She notes that there’s more diversity now in Madison than when she was younger but still not in leadership, especially in politics and the local government. Not seeing identities that may represent her community and not seeing the community’s interests represented made her reconsider entering public service.
Having a Supportive and Helpful Community
In running for public service, Jael gets her strength from the community who have been a helpful resource in her political journey. “The network that I have from work or communities that I’ve been in because my children have been involved in sports and other activities are helpful,” she reflected.
People in the community came through and offered their support in many different ways. Offering tips and support on technical issues such as economic development issues to personal dilemmas like offering advice on balancing full-time working parent and an elected official. “It has honestly been the people that keep me going, the overwhelming support outpours as soon as I decided to run,” she said.
Even though she is an introvert, she manages to build a network by appreciating interpersonal connections. She forges authentic relationships with the people in the community. She enjoys that people of color and black women create relationships and networks not only for political agenda but also as a way of life – to have a village to raise children, nurture, and take care of the families.
“My confidence and leadership have soared over the past five years because I have such an inspirational and supportive supervisor. A supervisor who’s not just leading a whole organization but making sure that she is putting on for other black women to come behind her in leadership,” she added.
Struggles and Challenges
She became aware of the struggle that she has to face in the campaign as a woman and person of color. “ because of our history and experiences, there aren’t a lot of us who are involved in politics,” she stated. Jael notes it is also a challenge to be in a vulnerable situation as a campaign. It is a challenge to be opening your life, having to constantly prove why you’re supposed to be in that position and why people should vote for you.
Sometimes, there’s even a struggle to maintain an identity, as strategists may tell you this and that, but they don’t have your same identity. It is crucial for Jael to have her inner circle, people who will keep her grounded, remind her of who she is and why she is running. She learned the lesson of being vulnerable and humble enough to know when she needed to ask for help.
A common issue for those seeking office is proving oneself, especially if you’re still young. It’s a good thing that Jael is not the only one involved in public service. Her parents have been involved in the community long before she seeks government office. She may be young, but her background and experience working in the community started in her teens.
Being a Woman and Mom
Jael has two kids who have been her giving her great encouragement. Though her older child is already 16, she still feels the guilt every mom would feel. “I have the guilt like every mom does when you start focusing on something for yourself, or you’re a little bit removed from your responsibilities at home; there’s guilt that naturally follows,” she said.

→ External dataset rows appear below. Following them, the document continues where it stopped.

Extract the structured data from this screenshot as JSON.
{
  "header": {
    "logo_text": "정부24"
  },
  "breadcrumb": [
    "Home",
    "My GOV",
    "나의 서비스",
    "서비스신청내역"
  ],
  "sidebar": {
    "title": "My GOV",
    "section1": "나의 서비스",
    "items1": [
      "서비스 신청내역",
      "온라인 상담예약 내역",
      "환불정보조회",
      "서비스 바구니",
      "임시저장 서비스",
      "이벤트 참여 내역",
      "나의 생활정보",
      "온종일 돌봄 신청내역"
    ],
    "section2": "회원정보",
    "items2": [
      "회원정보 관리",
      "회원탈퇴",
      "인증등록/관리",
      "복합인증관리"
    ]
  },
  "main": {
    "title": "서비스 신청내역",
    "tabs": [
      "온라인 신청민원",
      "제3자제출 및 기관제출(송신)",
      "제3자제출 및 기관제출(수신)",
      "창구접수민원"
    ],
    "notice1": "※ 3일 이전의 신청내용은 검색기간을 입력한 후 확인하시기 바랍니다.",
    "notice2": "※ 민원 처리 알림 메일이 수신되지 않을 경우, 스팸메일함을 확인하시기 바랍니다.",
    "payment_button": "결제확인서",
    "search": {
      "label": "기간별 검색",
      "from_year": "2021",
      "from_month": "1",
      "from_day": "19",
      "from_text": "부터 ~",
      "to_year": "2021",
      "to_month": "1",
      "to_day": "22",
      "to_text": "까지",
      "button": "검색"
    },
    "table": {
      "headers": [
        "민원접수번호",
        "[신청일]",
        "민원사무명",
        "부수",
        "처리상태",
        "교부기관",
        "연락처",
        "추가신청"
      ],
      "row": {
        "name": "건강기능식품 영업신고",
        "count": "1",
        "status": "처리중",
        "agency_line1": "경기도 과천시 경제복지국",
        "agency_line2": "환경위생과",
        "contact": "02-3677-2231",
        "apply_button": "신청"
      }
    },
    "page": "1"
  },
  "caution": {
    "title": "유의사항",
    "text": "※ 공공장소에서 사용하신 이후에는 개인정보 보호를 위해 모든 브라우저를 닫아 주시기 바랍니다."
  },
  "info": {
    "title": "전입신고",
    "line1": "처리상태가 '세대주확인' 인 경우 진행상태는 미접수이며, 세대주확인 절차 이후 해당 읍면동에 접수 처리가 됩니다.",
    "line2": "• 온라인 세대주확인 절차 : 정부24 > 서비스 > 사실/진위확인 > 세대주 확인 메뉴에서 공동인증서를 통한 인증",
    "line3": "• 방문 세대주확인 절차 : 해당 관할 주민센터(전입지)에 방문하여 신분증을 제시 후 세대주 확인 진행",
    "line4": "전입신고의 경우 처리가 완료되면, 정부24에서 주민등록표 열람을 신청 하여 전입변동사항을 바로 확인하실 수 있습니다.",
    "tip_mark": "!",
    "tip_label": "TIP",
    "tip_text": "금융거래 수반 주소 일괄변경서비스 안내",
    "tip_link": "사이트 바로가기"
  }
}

But in their little ways, her children comfort, encourage and cheer her up. She’s lucky to have a support system at home where she can trust that home is being taken care of so she can take care of what she needs to in the campaign. And her family understands that this campaign is for and about them too.
Public service may be too scary, intimidating, and discouraging at times. But as what we have learned from Jael, we have to look beyond our comfort zone, build a strong foundation and relationship with the community, and most of all, believe in ourselves.
Jael’s words for young women thinking about running for elected office, “If you’re thinking about it, it’s already yours. Do it.”